WHAT THE TASK REQUIRES → Print every entry exactly once more, omitting each picture.

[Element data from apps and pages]
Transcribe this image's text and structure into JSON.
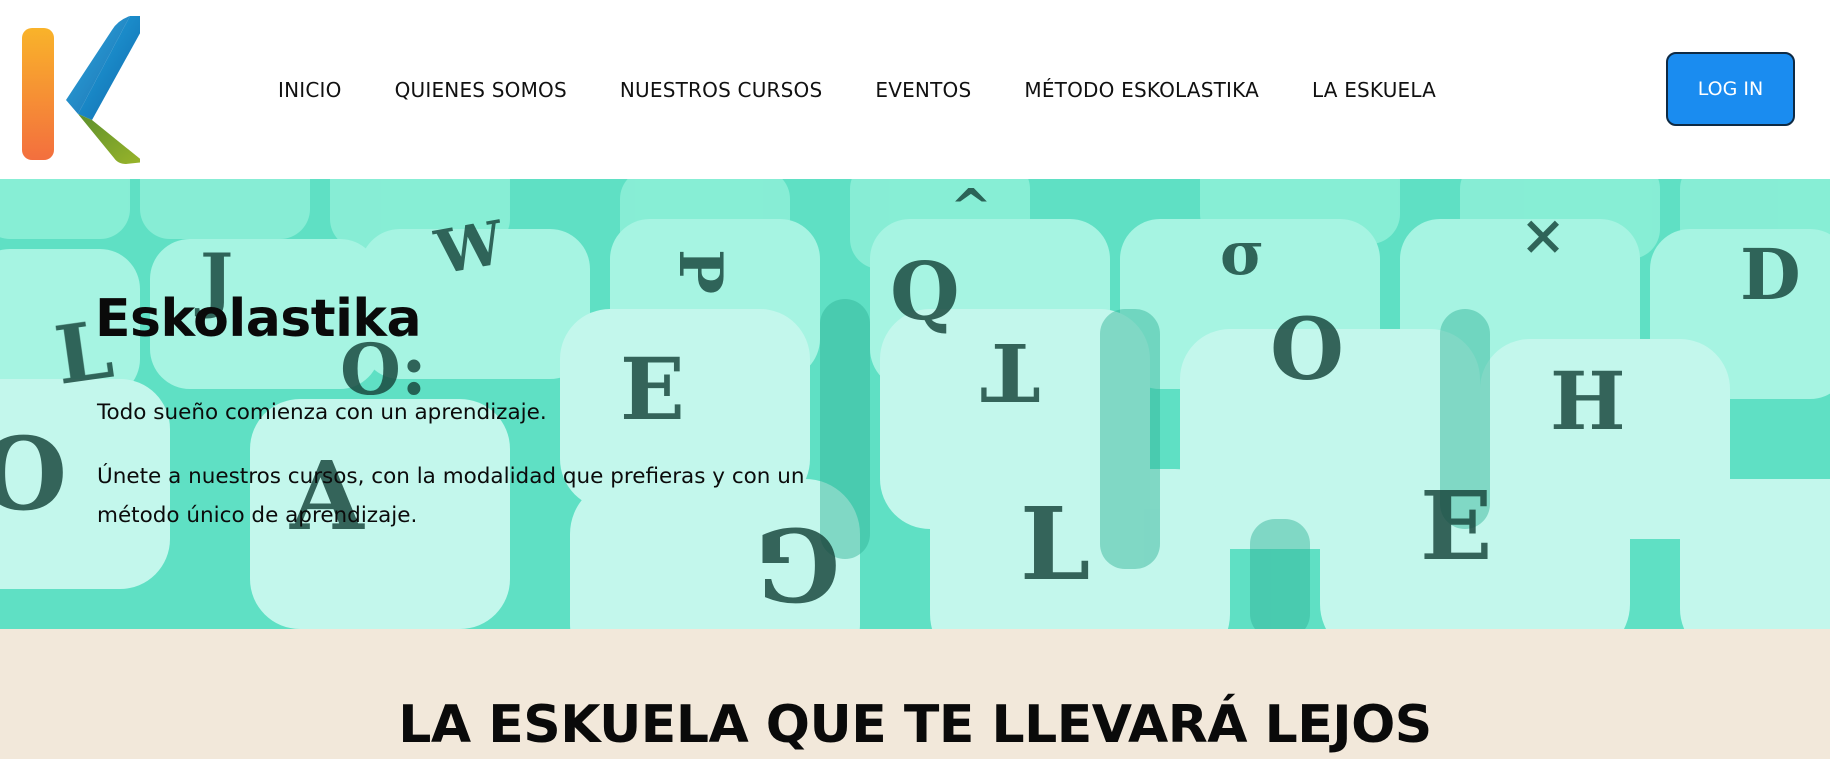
{
  "header": {
    "logo_alt": "Eskolastika logo",
    "nav": [
      {
        "label": "INICIO"
      },
      {
        "label": "QUIENES SOMOS"
      },
      {
        "label": "NUESTROS CURSOS"
      },
      {
        "label": "EVENTOS"
      },
      {
        "label": "MÉTODO ESKOLASTIKA"
      },
      {
        "label": "LA ESKUELA"
      }
    ],
    "login_label": "LOG IN"
  },
  "hero": {
    "title": "Eskolastika",
    "line1": "Todo sueño comienza con un aprendizaje.",
    "line2": "Únete a nuestros cursos, con la modalidad que prefieras y con un método único de aprendizaje.",
    "background_icon": "letter-dice-image",
    "background_color": "#5fe0c4"
  },
  "section": {
    "title": "LA ESKUELA QUE TE LLEVARÁ LEJOS"
  },
  "colors": {
    "accent": "#1a8cf0",
    "section_bg": "#f2e8da",
    "logo_orange": "#f47d3c",
    "logo_blue": "#1d87c9",
    "logo_green": "#7ea52b"
  }
}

RESPONSE TO THE EXERCISE →
Transcribe this image's text and structure into JSON.
{
  "header": {
    "logo_alt": "Eskolastika logo",
    "nav": [
      {
        "label": "INICIO"
      },
      {
        "label": "QUIENES SOMOS"
      },
      {
        "label": "NUESTROS CURSOS"
      },
      {
        "label": "EVENTOS"
      },
      {
        "label": "MÉTODO ESKOLASTIKA"
      },
      {
        "label": "LA ESKUELA"
      }
    ],
    "login_label": "LOG IN"
  },
  "hero": {
    "title": "Eskolastika",
    "line1": "Todo sueño comienza con un aprendizaje.",
    "line2": "Únete a nuestros cursos, con la modalidad que prefieras y con un método único de aprendizaje.",
    "background_icon": "letter-dice-image",
    "background_color": "#5fe0c4"
  },
  "section": {
    "title": "LA ESKUELA QUE TE LLEVARÁ LEJOS"
  },
  "colors": {
    "accent": "#1a8cf0",
    "section_bg": "#f2e8da",
    "logo_orange": "#f47d3c",
    "logo_blue": "#1d87c9",
    "logo_green": "#7ea52b"
  }
}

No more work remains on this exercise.